Posted on July 14th, 2020 at 10:12 am.
Posted on July 9th, 2020 at 10:48 am.
After finally opening last summer following years of major lawsuits and then facing impacts of a viral pandemic, Timberline Bike Park has had a rough first year.
But with snow clearing from upper sections and thanks to many hours of trail maintenance, the mountain is ready to welcome customers starting tomorrow, July 10th. It’s perfect timing for everyone itching to ride their new bike and bust out of their neighborhood quarantine rut
An announcement yesterday said four trails will be rideable during this phased opening: Gravy Train (long green, beginner/flow trail), Re-Align (blue intermediate machine built flow trail), The Rock (blue hand built intermediate trail), and Camino de Michoacán from Norm’s down (black advanced trail). Timberline says more trails will open within the next few weeks.[Read more…]
Posted on May 15th, 2020 at 9:55 am.
Posted on April 3rd, 2020 at 8:23 am.
If you think it’s hard to comply with social distancing guidelines on narrow sidewalks and bike lanes in Portland, you should try doing it on singletrack trails in Forest Park.
But that hasn’t stopped the City of Portland from keeping the much-loved urban park open.
While trails in the Columbia River Gorge and elsewhere throughout Oregon are closed — and the Portland Parks & Recreation Bureau has opted to close basketball courts, skateparks and roads around 10 other local parks in an effort to discourage use and help people maintain their distance, Forest Park has avoided closures thus far.
I’ve biked through the park several times recently and the parking lots have been very crowded. It got me wondering; if the Parks Bureau has closed basketball courts and skateparks, why would they keep Forest Park trails open while they continue to attract such large crowds? I was also curious how it’s physically possible to maintain a six-foot passing distance on trails in heavily forested areas that are just 18 to 30-inches wide.

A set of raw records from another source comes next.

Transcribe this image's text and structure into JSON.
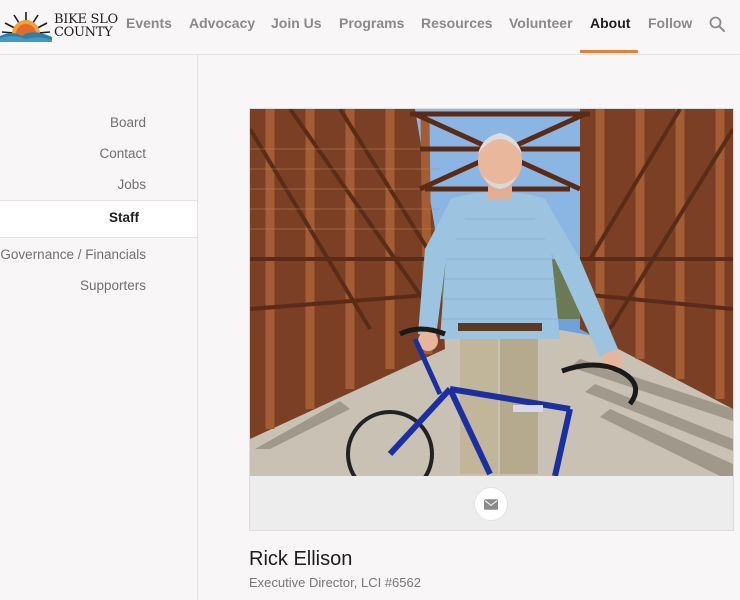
{
  "header": {
    "logo_line1": "BIKE SLO",
    "logo_line2": "COUNTY",
    "nav": [
      {
        "label": "Events"
      },
      {
        "label": "Advocacy"
      },
      {
        "label": "Join Us"
      },
      {
        "label": "Programs"
      },
      {
        "label": "Resources"
      },
      {
        "label": "Volunteer"
      },
      {
        "label": "About",
        "active": true
      },
      {
        "label": "Follow"
      }
    ]
  },
  "sidebar": {
    "items": [
      {
        "label": "Board"
      },
      {
        "label": "Contact"
      },
      {
        "label": "Jobs"
      },
      {
        "label": "Staff",
        "active": true
      },
      {
        "label": "Governance / Financials"
      },
      {
        "label": "Supporters"
      }
    ]
  },
  "staff": {
    "name": "Rick Ellison",
    "title": "Executive Director, LCI #6562"
  },
  "colors": {
    "accent": "#e0813c",
    "bridge_rust": "#8a4a2b",
    "sky": "#6fa2d8",
    "shirt": "#9cc3e0",
    "bike_frame": "#1c2fa0"
  },
  "icons": {
    "search": "magnifier",
    "mail": "envelope"
  }
}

Posted on March 10th, 2020 at 11:36 am.
Posted on March 9th, 2020 at 4:26 pm.
Posted on August 7th, 2019 at 12:15 pm.
At the end of last month the Portland-based nonprofit Northwest Trail Alliance (NWTA) announced a groundbreaking partnership with Weyerhaeuser Company that opened up 3,100 acres of off-road riding just 14 miles from downtown. While still raw and relatively undeveloped, the Rocky Point Recreation Area is the best and most expansive place for mountain biking and gravel grinding that doesn’t require an hour-plus drive for Portland residents.
Since we posted our story at the end of July, NWTA’s lease has become effective and the group has released more information about how to access the area. In order to start riding and exploring out at Rocky Point, here’s what you need to know:
Posted on August 6th, 2019 at 10:49 am.
After nine years of court battles and delays, a new mountain bike part at Timberline Lodge is finally ready to ride.[Read more…]
Posted on July 29th, 2019 at 9:00 am.
Portland-based nonprofit Northwest Trail Alliance has signed a lease agreement with Weyerhaeuser that allows them to manage nearly 3,000 acres of forested land between Highway 30 and Skyline Road just 15 miles north of Portland City Hall.
To put the size of the parcel into perspective, it’s roughly equivalent to a section of Forest Park between the Thurman gate in northwest Portland and the St. Johns Bridge.
This is literally and figuratively a very big deal.
Known as the Rocky Point parcel because it straddles Rocky Point Road, the land offers a trove of opportunities for both gravel and singletrack trail riding. The northern part of the property (about 20% of total land on the lease) is already a well-known spot for mountain biking with access via turnouts on Rocky Point Road; but the trails are informal, undeveloped — and due to forestry operations — access is often closed without warning.